Much has changed in the past years in the 100 years of the 20th century in the church. This has included movements for justice and inclusion, new ways of understanding the Gospel and God’s love given for all of God’s people. There were moves toward inclusive language and including women in the life of the church. The church has spoken out about injustices and has taken on leadership on issues around the globe. Decolonising the Bible and Christianity have been named as important in confronting the legacies of slavery, the oppression of indigenous people and the increasing poverty and marginalisation of people.

There is much that we can celebrate and at the same time, there are practices and processes that we need to let go. As the church is seeing decline, perhaps it is time to think about the things that are no longer serving the spread of the Gospel, and the “new thing” that God is doing among us.

The decline in the church is not a sign of death. It is a sign that we are changing that the church is being pruned and ready for new growth, if we are willing to endure trimming away the dead branches and welcoming the movement and joy of the Spirit.

New Life

I am the true vine, and my Father is the vine grower. He removes every branch in me that bears no fruit. Every branch that bears fruit he prunes to make it bear more fruit.”  (John 15:1-2).

We are a resurrection people in the church. Our witness and hope is rooted the resurrection of Jesus Christ.
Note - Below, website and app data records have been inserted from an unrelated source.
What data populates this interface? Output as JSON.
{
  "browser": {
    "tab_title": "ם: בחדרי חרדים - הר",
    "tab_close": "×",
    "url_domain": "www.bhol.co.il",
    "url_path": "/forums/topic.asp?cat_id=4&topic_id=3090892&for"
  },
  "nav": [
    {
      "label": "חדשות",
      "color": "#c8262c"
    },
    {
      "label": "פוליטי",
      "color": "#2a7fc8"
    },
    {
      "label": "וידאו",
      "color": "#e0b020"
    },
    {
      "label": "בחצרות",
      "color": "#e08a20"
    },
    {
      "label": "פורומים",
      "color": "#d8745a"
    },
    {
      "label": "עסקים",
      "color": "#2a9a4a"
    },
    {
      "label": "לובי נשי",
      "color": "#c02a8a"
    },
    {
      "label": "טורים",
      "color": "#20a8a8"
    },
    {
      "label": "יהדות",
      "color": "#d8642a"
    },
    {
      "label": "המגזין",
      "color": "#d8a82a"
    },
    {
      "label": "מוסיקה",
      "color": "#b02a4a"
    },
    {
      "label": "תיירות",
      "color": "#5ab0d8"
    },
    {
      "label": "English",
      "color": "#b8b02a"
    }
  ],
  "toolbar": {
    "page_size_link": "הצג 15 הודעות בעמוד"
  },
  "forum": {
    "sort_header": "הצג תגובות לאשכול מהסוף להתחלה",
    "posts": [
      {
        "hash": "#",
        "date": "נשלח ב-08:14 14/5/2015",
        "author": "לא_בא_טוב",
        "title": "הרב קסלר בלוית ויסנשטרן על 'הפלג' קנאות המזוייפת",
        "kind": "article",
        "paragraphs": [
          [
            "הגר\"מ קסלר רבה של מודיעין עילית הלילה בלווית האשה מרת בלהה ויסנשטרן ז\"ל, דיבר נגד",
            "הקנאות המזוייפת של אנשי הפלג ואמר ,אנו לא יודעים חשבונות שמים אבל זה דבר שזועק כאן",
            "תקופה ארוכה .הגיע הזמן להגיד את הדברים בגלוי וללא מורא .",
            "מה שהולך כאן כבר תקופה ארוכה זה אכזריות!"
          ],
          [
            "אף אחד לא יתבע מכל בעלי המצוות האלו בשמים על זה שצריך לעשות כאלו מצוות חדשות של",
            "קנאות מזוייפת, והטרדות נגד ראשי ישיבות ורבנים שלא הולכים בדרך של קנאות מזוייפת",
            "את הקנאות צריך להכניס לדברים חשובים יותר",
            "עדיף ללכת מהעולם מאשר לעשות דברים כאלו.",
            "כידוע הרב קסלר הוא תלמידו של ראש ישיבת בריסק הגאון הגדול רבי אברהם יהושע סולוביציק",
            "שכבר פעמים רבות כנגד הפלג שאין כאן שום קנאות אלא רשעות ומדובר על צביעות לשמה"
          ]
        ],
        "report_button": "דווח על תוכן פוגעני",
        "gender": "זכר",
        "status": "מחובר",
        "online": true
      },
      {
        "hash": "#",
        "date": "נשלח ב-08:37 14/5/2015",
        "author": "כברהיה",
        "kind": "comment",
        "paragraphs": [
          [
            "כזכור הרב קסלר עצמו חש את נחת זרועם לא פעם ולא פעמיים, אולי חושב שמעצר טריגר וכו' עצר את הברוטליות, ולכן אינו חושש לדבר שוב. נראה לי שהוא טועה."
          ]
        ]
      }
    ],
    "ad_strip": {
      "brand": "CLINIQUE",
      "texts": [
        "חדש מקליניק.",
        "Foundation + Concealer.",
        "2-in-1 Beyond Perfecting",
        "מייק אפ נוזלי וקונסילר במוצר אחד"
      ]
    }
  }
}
We are believers in God who is able to accomplish abundantly far more than all we can ask or imagine (Ephesians 3:20). The new thing God is doing requires that we let go of ourselves and fully rely on God through Jesus Christ.

The new things God is doing invites us to be present with heart and in spirit to hearing God in new ways as we live into this twenty-first century. Even as we move through this season of COVID-19, we are seeing congregations adapt to new ways of being church. As social distancing and isolation continues for many, the church has taken to Zoom and other platforms and are seeing an increase in numbers. People are joining the church from their homes. They are visiting the church from their homes, sometimes joining services across the miles. This is a new thing, it may not be the only new thing – we can start celebrating what we see breaking forth around us in this season of change.

Our transformation is on-going as people, and as the church. Jesus’ words point to the pruning and letting go that is necessary for a tree to bear fruit. God as the winegrower prunes and trims so that the tree can flourish and yield its capacity of fruit in its season. God is doing a new thing among us, trimming and pruning in the life of the church. It is time for the church to let go of the branches that are not flourishing and to find its way to being open to the Spirit moving in a mighty way among us that is beyond the numbers in the pews and the shrinking resources. God must be at the centre of who we are and all that we do, and then this season will bring forth new life among us.

This article appeared in the October 2020 issue of INSiGHT, a bi-monthly CWM publication. Read our latest issues at: